Problem
State how many lines of the entries below hold the word "this"; reply with nothing but the number.

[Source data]
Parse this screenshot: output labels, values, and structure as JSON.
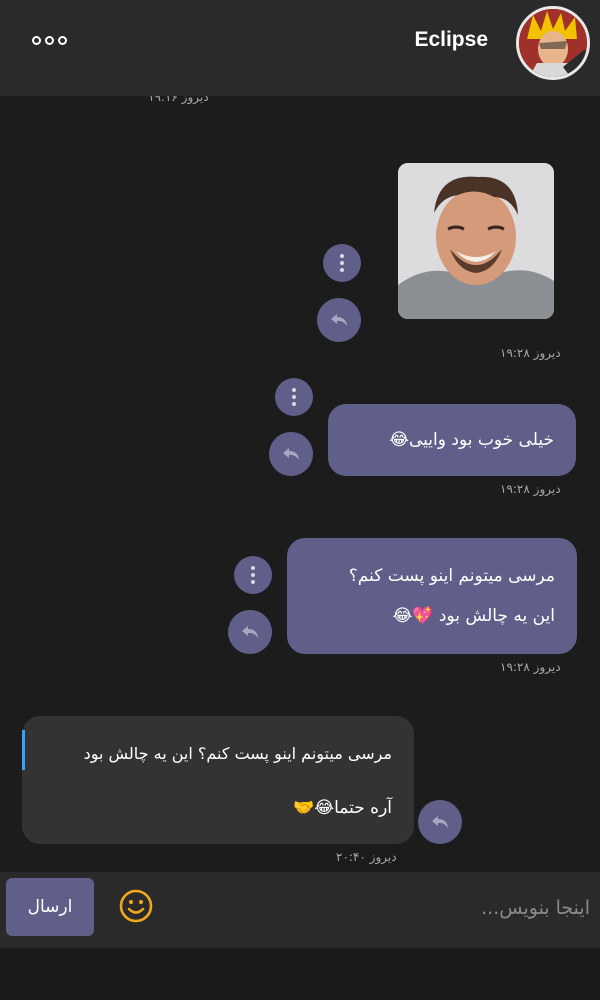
{
  "header": {
    "contact_name": "Eclipse",
    "menu_icon": "more-horizontal-icon"
  },
  "messages": [
    {
      "id": "m0",
      "timestamp": "دیروز ۱۹:۱۶"
    },
    {
      "id": "m1",
      "type": "image",
      "image_desc": "photo-of-laughing-man",
      "timestamp": "دیروز ۱۹:۲۸"
    },
    {
      "id": "m2",
      "text": "خیلی خوب بود واییی😂",
      "timestamp": "دیروز ۱۹:۲۸"
    },
    {
      "id": "m3",
      "line1": "مرسی میتونم اینو پست کنم؟",
      "line2": "این یه چالش بود 💖😂",
      "timestamp": "دیروز ۱۹:۲۸"
    },
    {
      "id": "m4",
      "quote": "مرسی میتونم اینو پست کنم؟ این یه چالش بود",
      "text": "آره حتما😂🤝",
      "timestamp": "دیروز ۲۰:۴۰"
    }
  ],
  "composer": {
    "placeholder": "اینجا بنویس...",
    "value": "",
    "send_label": "ارسال"
  },
  "colors": {
    "accent": "#5f5f89",
    "incoming_bubble": "#333334",
    "header_bg": "#2a2a2b",
    "chat_bg": "#1c1c1d",
    "quote_bar": "#3aa0ff",
    "emoji_icon": "#f2a81d"
  }
}
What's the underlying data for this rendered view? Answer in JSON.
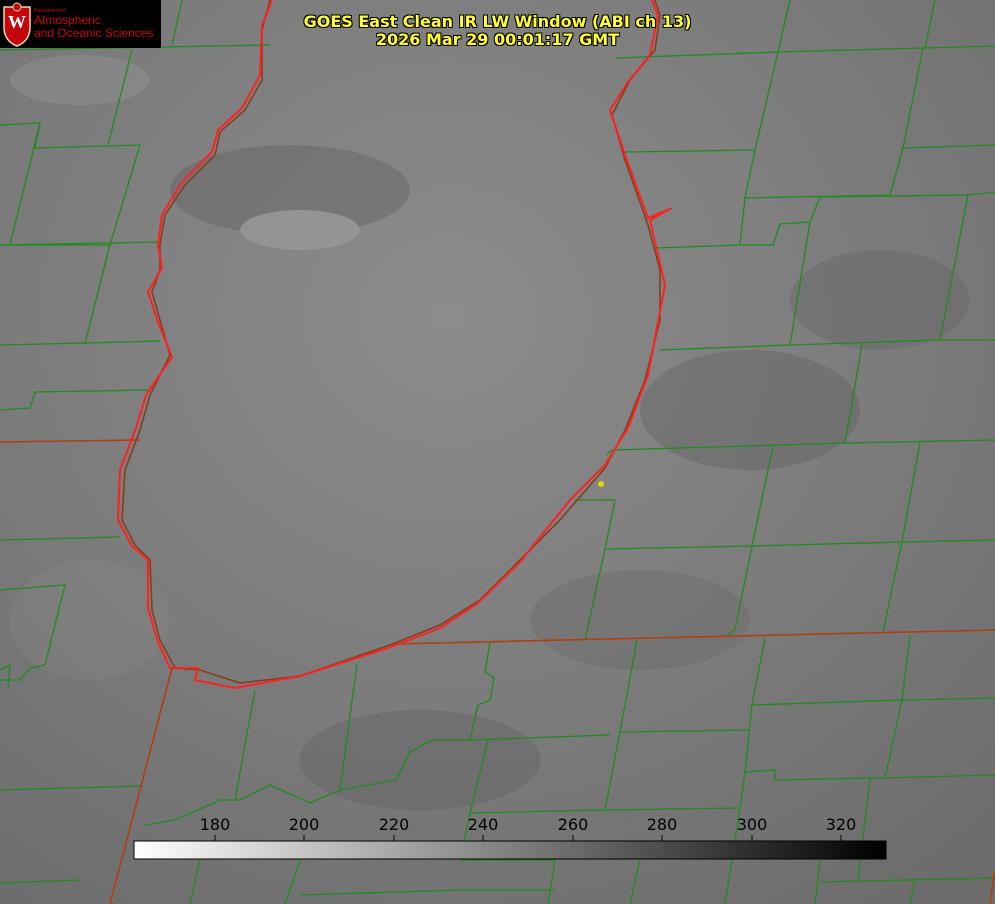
{
  "header": {
    "title_line1": "GOES East Clean IR LW Window (ABI ch 13)",
    "title_line2": "2026 Mar 29 00:01:17 GMT"
  },
  "logo": {
    "line1": "Department of",
    "line2": "Atmospheric",
    "line3": "and Oceanic Sciences",
    "emblem_letter": "W"
  },
  "colorbar": {
    "ticks": [
      "180",
      "200",
      "220",
      "240",
      "260",
      "280",
      "300",
      "320"
    ]
  },
  "colors": {
    "coastline": "#ff2020",
    "county_borders": "#1e8c1e",
    "state_borders": "#b04010",
    "marker": "#e6d200",
    "title_text": "#ffff33",
    "logo_red": "#c5050c"
  }
}
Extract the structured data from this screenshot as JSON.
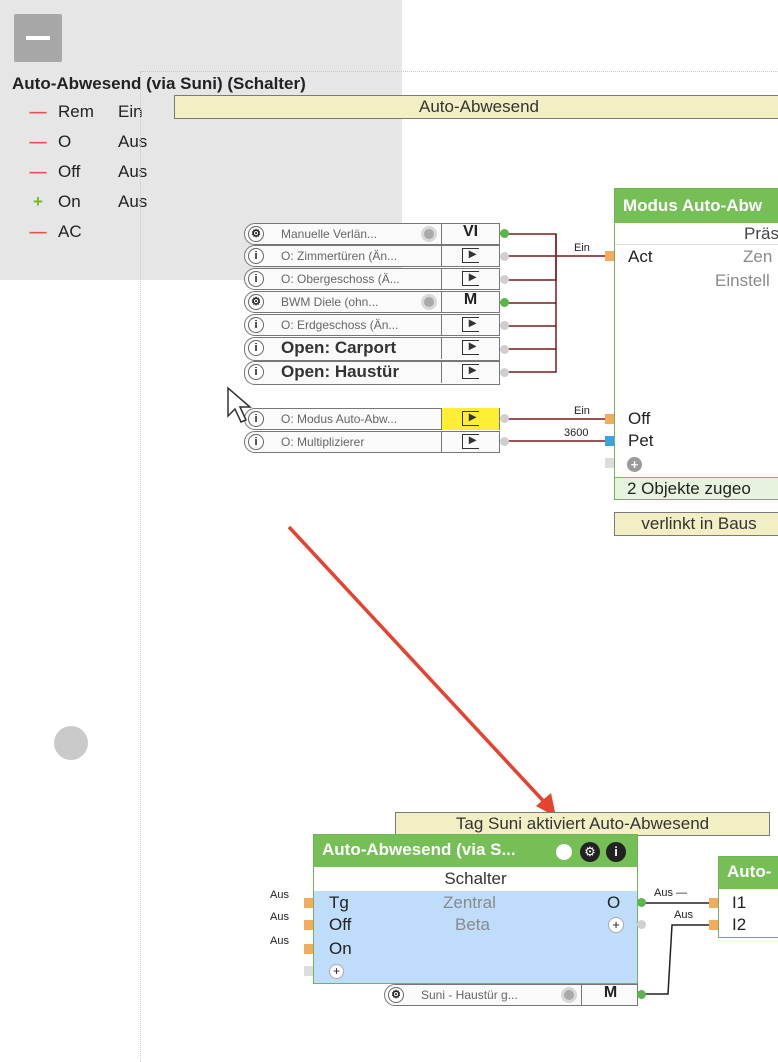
{
  "panel": {
    "title": "Auto-Abwesend (via Suni) (Schalter)",
    "rows": [
      {
        "sign": "—",
        "name": "Rem",
        "value": "Ein"
      },
      {
        "sign": "—",
        "name": "O",
        "value": "Aus"
      },
      {
        "sign": "—",
        "name": "Off",
        "value": "Aus"
      },
      {
        "sign": "+",
        "name": "On",
        "value": "Aus"
      },
      {
        "sign": "—",
        "name": "AC",
        "value": ""
      }
    ]
  },
  "top_label": "Auto-Abwesend",
  "objects": [
    {
      "icon": "⚙",
      "text": "Manuelle Verlän...",
      "target": "VI",
      "has_gear": true
    },
    {
      "icon": "i",
      "text": "O: Zimmertüren (Än...",
      "target": "send",
      "has_gear": false
    },
    {
      "icon": "i",
      "text": "O: Obergeschoss (Ä...",
      "target": "send",
      "has_gear": false
    },
    {
      "icon": "⚙",
      "text": "BWM Diele (ohn...",
      "target": "M",
      "has_gear": true
    },
    {
      "icon": "i",
      "text": "O: Erdgeschoss (Än...",
      "target": "send",
      "has_gear": false
    },
    {
      "icon": "i",
      "text": "Open: Carport",
      "target": "send",
      "has_gear": false
    },
    {
      "icon": "i",
      "text": "Open: Haustür",
      "target": "send",
      "has_gear": false
    },
    {
      "icon": "i",
      "text": "O: Modus Auto-Abw...",
      "target": "send",
      "has_gear": false
    },
    {
      "icon": "i",
      "text": "O: Multiplizierer",
      "target": "send",
      "has_gear": false
    }
  ],
  "modus_block": {
    "title": "Modus Auto-Abw",
    "subtitle": "Präs",
    "inputs": [
      "Act",
      "Off",
      "Pet"
    ],
    "right_texts": [
      "Zen",
      "Einstell"
    ],
    "footer": "2 Objekte zugeo",
    "wire_labels": [
      "Ein",
      "Ein",
      "3600"
    ],
    "link_label": "verlinkt in Baus"
  },
  "tag_label": "Tag Suni aktiviert Auto-Abwesend",
  "schalter_block": {
    "title": "Auto-Abwesend (via S...",
    "subtitle": "Schalter",
    "inputs": [
      "Tg",
      "Off",
      "On"
    ],
    "center_texts": [
      "Zentral",
      "Beta"
    ],
    "output": "O",
    "input_values": [
      "Aus",
      "Aus",
      "Aus"
    ],
    "object": {
      "text": "Suni - Haustür g...",
      "target": "M"
    }
  },
  "right_block": {
    "title": "Auto-",
    "inputs": [
      "I1",
      "I2"
    ],
    "wire_labels": [
      "Aus —",
      "Aus"
    ]
  },
  "colors": {
    "accent_green": "#76bf57",
    "arrow_red": "#e5432f",
    "schalter_bg": "#bfdcfb",
    "label_bg": "#f3efc4"
  }
}
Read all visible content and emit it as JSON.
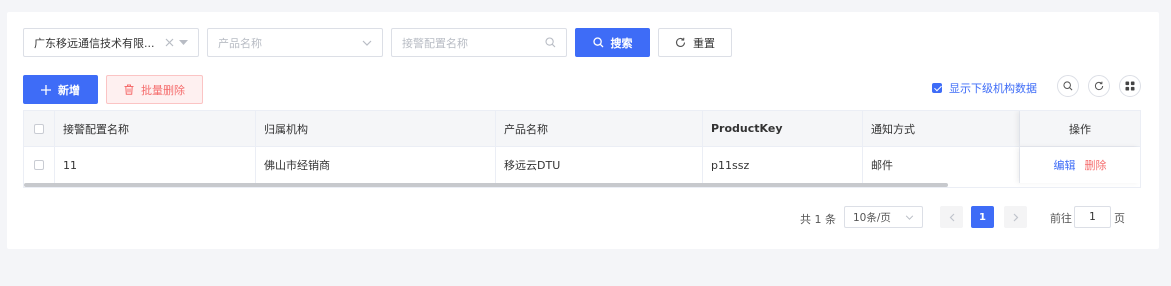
{
  "filters": {
    "org_select": {
      "value": "广东移远通信技术有限..."
    },
    "product_select": {
      "placeholder": "产品名称"
    },
    "alarm_name_input": {
      "placeholder": "接警配置名称"
    }
  },
  "buttons": {
    "search": "搜索",
    "reset": "重置",
    "add": "新增",
    "batch_delete": "批量删除"
  },
  "toolbar": {
    "show_sub_orgs": {
      "label": "显示下级机构数据",
      "checked": true
    }
  },
  "table": {
    "columns": [
      "接警配置名称",
      "归属机构",
      "产品名称",
      "ProductKey",
      "通知方式",
      "操作"
    ],
    "rows": [
      {
        "name": "11",
        "org": "佛山市经销商",
        "product": "移远云DTU",
        "product_key": "p11ssz",
        "notify": "邮件",
        "actions": [
          "编辑",
          "删除"
        ]
      }
    ]
  },
  "pagination": {
    "total_text": "共 1 条",
    "page_size": "10条/页",
    "current_page": "1",
    "goto_label": "前往",
    "goto_value": "1",
    "goto_unit": "页"
  },
  "colors": {
    "primary": "#3e6cf7",
    "danger": "#f56c6c"
  },
  "icons": [
    "clear-icon",
    "caret-down-icon",
    "chevron-down-icon",
    "search-icon",
    "refresh-icon",
    "plus-icon",
    "trash-icon",
    "checkbox-checked-icon",
    "grid-icon",
    "chevron-left-icon",
    "chevron-right-icon"
  ]
}
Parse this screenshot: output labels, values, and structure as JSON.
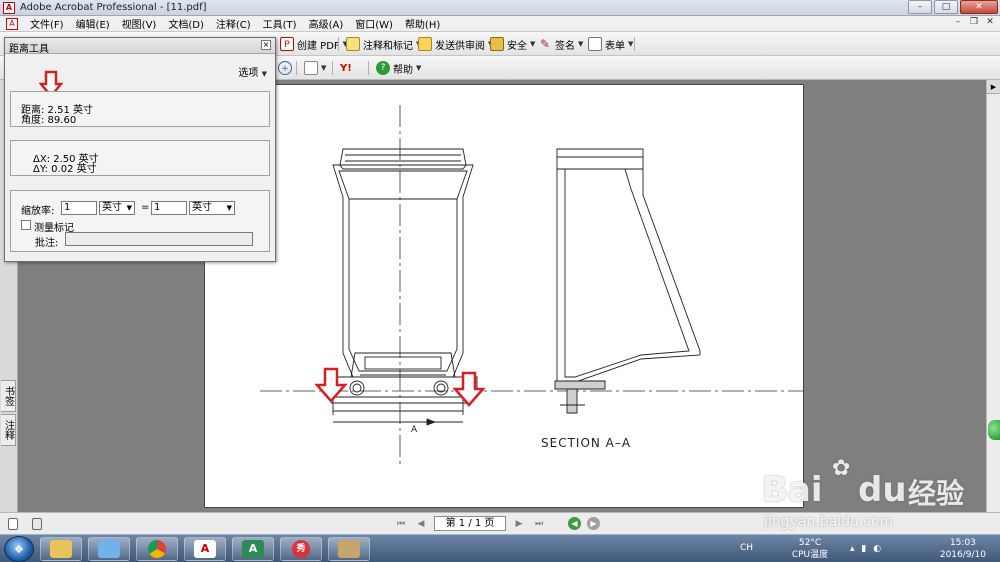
{
  "window": {
    "title": "Adobe Acrobat Professional - [11.pdf]",
    "controls": [
      "–",
      "□",
      "✕"
    ]
  },
  "menubar": {
    "items": [
      "文件(F)",
      "编辑(E)",
      "视图(V)",
      "文档(D)",
      "注释(C)",
      "工具(T)",
      "高级(A)",
      "窗口(W)",
      "帮助(H)"
    ]
  },
  "toolbar": {
    "create_pdf": "创建 PDF",
    "comment_markup": "注释和标记",
    "send_review": "发送供审阅",
    "security": "安全",
    "sign": "签名",
    "forms": "表单",
    "help": "帮助"
  },
  "distance_tool": {
    "title": "距离工具",
    "options": "选项",
    "distance": "距离: 2.51 英寸",
    "angle": "角度: 89.60",
    "dx": "ΔX: 2.50 英寸",
    "dy": "ΔY: 0.02 英寸",
    "scale_label": "缩放率:",
    "scale_left_value": "1",
    "scale_left_unit": "英寸",
    "equals": "=",
    "scale_right_value": "1",
    "scale_right_unit": "英寸",
    "measure_markup": "测量标记",
    "note_label": "批注:"
  },
  "left_tabs": [
    "书签",
    "注释"
  ],
  "drawing": {
    "dimension_letter": "A",
    "section_label": "SECTION A–A",
    "accent_color": "#d41f26"
  },
  "status": {
    "page_indicator": "第 1 / 1 页"
  },
  "taskbar": {
    "input_lang": "CH",
    "cpu_temp": "52°C",
    "cpu_label": "CPU温度",
    "time": "15:03",
    "date": "2016/9/10"
  },
  "watermark": {
    "brand": "Bai",
    "brand2": "du",
    "cn": "经验",
    "url": "jingyan.baidu.com"
  }
}
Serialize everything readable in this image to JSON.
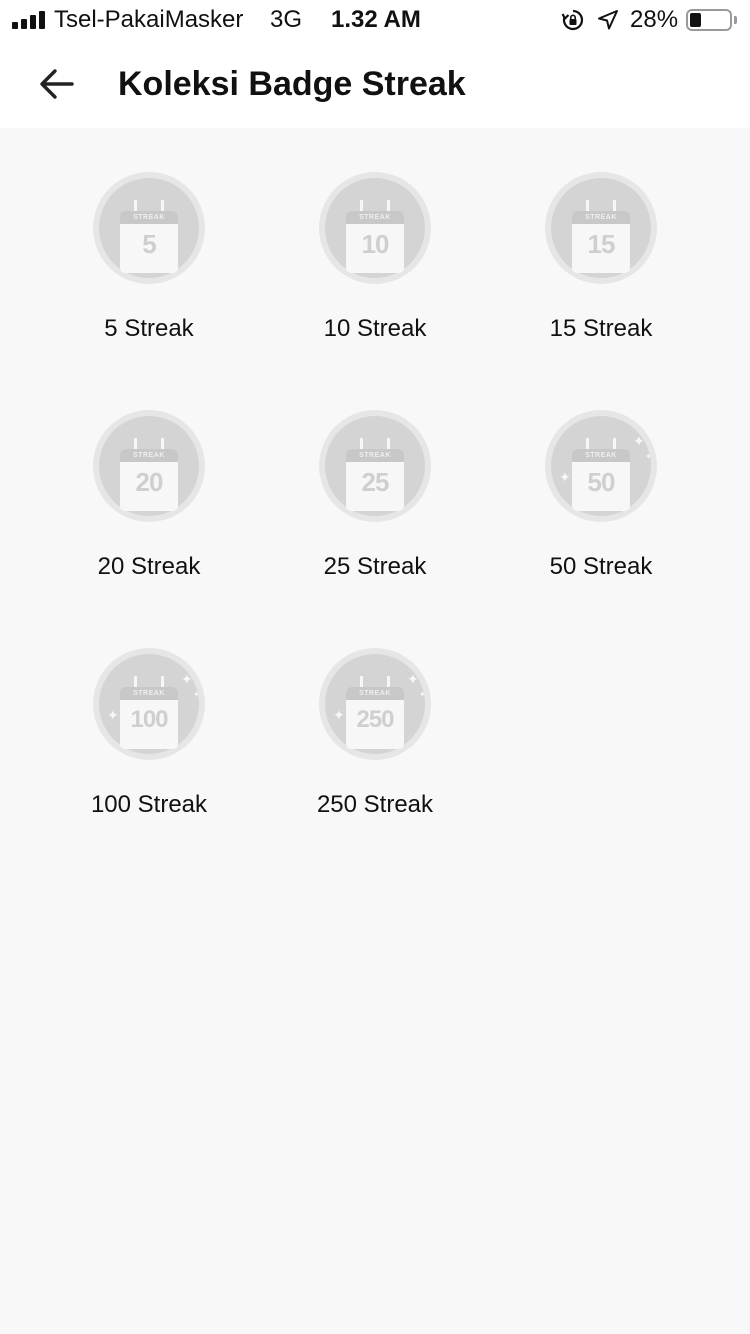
{
  "status_bar": {
    "carrier": "Tsel-PakaiMasker",
    "network": "3G",
    "time": "1.32 AM",
    "battery_percent": "28%",
    "battery_level": 0.28,
    "icons": [
      "signal-icon",
      "rotation-lock-icon",
      "location-arrow-icon",
      "battery-icon"
    ]
  },
  "header": {
    "back_icon": "arrow-left-icon",
    "title": "Koleksi Badge Streak"
  },
  "badge_word": "STREAK",
  "badges": [
    {
      "number": "5",
      "label": "5 Streak"
    },
    {
      "number": "10",
      "label": "10 Streak"
    },
    {
      "number": "15",
      "label": "15 Streak"
    },
    {
      "number": "20",
      "label": "20 Streak"
    },
    {
      "number": "25",
      "label": "25 Streak"
    },
    {
      "number": "50",
      "label": "50 Streak"
    },
    {
      "number": "100",
      "label": "100 Streak"
    },
    {
      "number": "250",
      "label": "250 Streak"
    }
  ],
  "colors": {
    "background": "#f8f8f8",
    "header": "#ffffff",
    "badge_locked": "#d4d4d4",
    "text": "#111111"
  }
}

Exercise output
5